HOOPER, Utah (AP) — The Great Salt Lake’s third-largest island, Fremont Island, was once the possible destination for thousands of new homes but will now be preserved in its natural state after being sold to an undisclosed nonprofit group.
Land Advisors Organization’s Salt Lake City office announced the sale of the privately owned, 4,133-acre island on Thursday, a transaction that had been in the works for about a year, the Deseret News reported.
Zach Hartman, who brokered the deal, said majority owner Gavin Dixon, of Bit Wealth, had initially contemplated a master-planned community with upward of 15,000 homes.
After several trips to the island, however, Hartman said that sentiment started to fade.
“It was one of the cooler islands I have been on,” said Hartman, who specializes in advising private equity investors, banks, financial institutions, developers, public entities and individual owners on either acquiring or disposing of Utah land.
Hartman said the ultimate destiny for the island began to take shape after multiple trips to the hard-to-reach land mass, which is accessible via an exposed sandbar when the Great Salt Lake water level is lower than 4,194 feet in elevation.
“The fun part is that we got to go out there and ask ourselves what we should do. I thought, ‘I’d like to live out here.’ Or maybe no one should come out here. We went through that iteration and we all decided the best course of action would be to go down the route where someone wanted to preserve it.”
The island became part of Hooper, Weber County, when it incorporated in 2000, so any housing would have to be endorsed by town leaders.
Hartman said the scale of the potential development, coupled with the island’s inaccessibility, made it difficult to envision as financially viable.
In addition, the island’s rich history was a call for Hartman to leave it untouched.
“It is impossible not to recognize it,” he said. “As you keep going out there, you realize there is enough traffic and enough housing everywhere else. It is good to have a little bit of peace.”
Writer and historian Lynn Arave, a former reporter at the Deseret News, chronicled the history of the island in a 2009 story. He noted that legendary 19th century explorers John C. Fremont and Kit Carson visited the island in 1843, when Fremont dubbed it “Disappointment Island” for its barren nature.
Reportedly, Carson was so bored he etched a cross in a rock, which exists to this day and is probably the oldest Catholic or Christian relic in Utah.
In addition, grave robber Jean Baptiste was exiled to the island by Brigham Young in 1862 and his ultimate fate remains unknown.
During multiple trips to Fremont Island with Hooper leaders, Hartman said the island’s natural beauty underscored the need for it to be preserved.
“I have an interest in the land around the Great Salt Lake and its habitat.”
The possibility of condos or other housing coming to Fremont was amplified in 2018 after it was sold by a family that had owned the island for decades.

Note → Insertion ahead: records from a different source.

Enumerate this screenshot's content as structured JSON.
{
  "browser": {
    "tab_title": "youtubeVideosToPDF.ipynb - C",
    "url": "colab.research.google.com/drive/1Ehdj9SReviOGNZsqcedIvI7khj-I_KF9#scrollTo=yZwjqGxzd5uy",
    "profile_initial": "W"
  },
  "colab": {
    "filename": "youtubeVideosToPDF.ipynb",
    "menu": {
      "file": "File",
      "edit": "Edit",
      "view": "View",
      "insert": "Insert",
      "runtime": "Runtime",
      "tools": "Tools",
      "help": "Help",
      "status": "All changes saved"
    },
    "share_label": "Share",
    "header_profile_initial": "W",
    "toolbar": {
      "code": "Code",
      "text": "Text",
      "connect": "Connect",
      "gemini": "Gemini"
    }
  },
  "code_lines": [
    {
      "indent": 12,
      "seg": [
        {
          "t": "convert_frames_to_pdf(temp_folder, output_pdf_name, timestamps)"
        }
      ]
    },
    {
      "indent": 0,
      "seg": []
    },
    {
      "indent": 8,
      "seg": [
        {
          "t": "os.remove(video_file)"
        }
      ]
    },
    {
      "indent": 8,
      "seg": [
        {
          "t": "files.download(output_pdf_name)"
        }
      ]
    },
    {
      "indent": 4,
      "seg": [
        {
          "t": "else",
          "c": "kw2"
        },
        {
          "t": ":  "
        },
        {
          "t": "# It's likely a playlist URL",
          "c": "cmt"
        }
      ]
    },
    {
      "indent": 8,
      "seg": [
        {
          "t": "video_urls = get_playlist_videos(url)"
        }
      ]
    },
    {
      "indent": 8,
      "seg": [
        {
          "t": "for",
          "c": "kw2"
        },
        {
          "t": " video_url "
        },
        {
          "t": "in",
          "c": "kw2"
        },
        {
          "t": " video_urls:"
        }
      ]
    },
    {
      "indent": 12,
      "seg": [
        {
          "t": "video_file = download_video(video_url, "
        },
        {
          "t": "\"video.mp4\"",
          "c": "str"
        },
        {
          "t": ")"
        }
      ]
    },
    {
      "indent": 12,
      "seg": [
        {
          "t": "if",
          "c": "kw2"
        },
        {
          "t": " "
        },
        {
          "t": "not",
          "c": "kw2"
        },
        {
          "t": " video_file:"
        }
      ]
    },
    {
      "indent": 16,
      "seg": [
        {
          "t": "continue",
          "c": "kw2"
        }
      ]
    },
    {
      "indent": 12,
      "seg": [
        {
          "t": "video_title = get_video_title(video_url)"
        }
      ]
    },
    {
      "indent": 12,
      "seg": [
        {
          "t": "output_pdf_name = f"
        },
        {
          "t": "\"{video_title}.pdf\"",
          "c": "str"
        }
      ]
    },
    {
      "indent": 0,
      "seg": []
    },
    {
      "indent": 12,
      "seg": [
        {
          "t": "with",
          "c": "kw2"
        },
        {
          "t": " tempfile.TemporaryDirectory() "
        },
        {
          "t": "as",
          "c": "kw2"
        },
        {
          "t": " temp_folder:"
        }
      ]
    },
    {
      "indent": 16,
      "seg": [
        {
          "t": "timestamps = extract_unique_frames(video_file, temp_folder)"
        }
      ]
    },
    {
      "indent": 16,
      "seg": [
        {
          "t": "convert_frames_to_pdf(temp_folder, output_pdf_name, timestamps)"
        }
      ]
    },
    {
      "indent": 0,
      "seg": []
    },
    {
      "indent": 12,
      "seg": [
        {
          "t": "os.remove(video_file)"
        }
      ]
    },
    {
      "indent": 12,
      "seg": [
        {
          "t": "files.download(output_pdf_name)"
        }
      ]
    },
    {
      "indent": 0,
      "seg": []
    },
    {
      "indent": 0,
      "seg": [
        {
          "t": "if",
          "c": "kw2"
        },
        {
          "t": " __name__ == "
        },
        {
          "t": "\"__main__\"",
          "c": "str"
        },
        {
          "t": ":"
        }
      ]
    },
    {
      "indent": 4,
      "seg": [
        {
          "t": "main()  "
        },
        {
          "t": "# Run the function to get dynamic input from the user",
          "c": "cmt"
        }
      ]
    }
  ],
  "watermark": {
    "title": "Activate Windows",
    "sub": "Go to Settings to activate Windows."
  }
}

In Arave’s blog, “The Mystery of Utah History,” he wrote earlier this year that the new owners had aggressive plans to turn the island into a world-class destination for people to come and learn about the Wild West.
Previous owners had contemplated turning Fremont Island into Utah’s version of Alcatraz by siting a prison there, or at the very least turning it into a state park, like one of its sister islands, Antelope.
Those plans failed to materialize.